What is needed is a word-for-word restatement of all the entries.
____________
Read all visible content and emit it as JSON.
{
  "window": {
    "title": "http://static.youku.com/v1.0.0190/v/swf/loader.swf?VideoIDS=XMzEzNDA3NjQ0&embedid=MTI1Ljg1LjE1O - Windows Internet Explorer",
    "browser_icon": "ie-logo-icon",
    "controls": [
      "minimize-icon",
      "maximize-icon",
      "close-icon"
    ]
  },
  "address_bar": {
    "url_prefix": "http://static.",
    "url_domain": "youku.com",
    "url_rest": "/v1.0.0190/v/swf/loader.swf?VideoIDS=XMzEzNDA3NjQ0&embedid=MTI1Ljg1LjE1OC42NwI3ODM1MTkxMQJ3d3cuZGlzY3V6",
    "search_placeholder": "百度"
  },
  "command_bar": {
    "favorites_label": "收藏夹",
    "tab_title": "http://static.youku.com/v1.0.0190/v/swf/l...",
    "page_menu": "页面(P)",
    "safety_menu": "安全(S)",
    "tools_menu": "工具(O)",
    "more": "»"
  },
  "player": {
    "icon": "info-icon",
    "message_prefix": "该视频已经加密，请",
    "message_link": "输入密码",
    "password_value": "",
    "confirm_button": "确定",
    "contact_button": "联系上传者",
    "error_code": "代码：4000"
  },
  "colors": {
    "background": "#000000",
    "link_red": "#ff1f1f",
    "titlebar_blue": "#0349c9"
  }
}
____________
**Worked solution:**
Read all visible content and emit it as JSON.
{
  "window": {
    "title": "http://static.youku.com/v1.0.0190/v/swf/loader.swf?VideoIDS=XMzEzNDA3NjQ0&embedid=MTI1Ljg1LjE1O - Windows Internet Explorer",
    "browser_icon": "ie-logo-icon",
    "controls": [
      "minimize-icon",
      "maximize-icon",
      "close-icon"
    ]
  },
  "address_bar": {
    "url_prefix": "http://static.",
    "url_domain": "youku.com",
    "url_rest": "/v1.0.0190/v/swf/loader.swf?VideoIDS=XMzEzNDA3NjQ0&embedid=MTI1Ljg1LjE1OC42NwI3ODM1MTkxMQJ3d3cuZGlzY3V6",
    "search_placeholder": "百度"
  },
  "command_bar": {
    "favorites_label": "收藏夹",
    "tab_title": "http://static.youku.com/v1.0.0190/v/swf/l...",
    "page_menu": "页面(P)",
    "safety_menu": "安全(S)",
    "tools_menu": "工具(O)",
    "more": "»"
  },
  "player": {
    "icon": "info-icon",
    "message_prefix": "该视频已经加密，请",
    "message_link": "输入密码",
    "password_value": "",
    "confirm_button": "确定",
    "contact_button": "联系上传者",
    "error_code": "代码：4000"
  },
  "colors": {
    "background": "#000000",
    "link_red": "#ff1f1f",
    "titlebar_blue": "#0349c9"
  }
}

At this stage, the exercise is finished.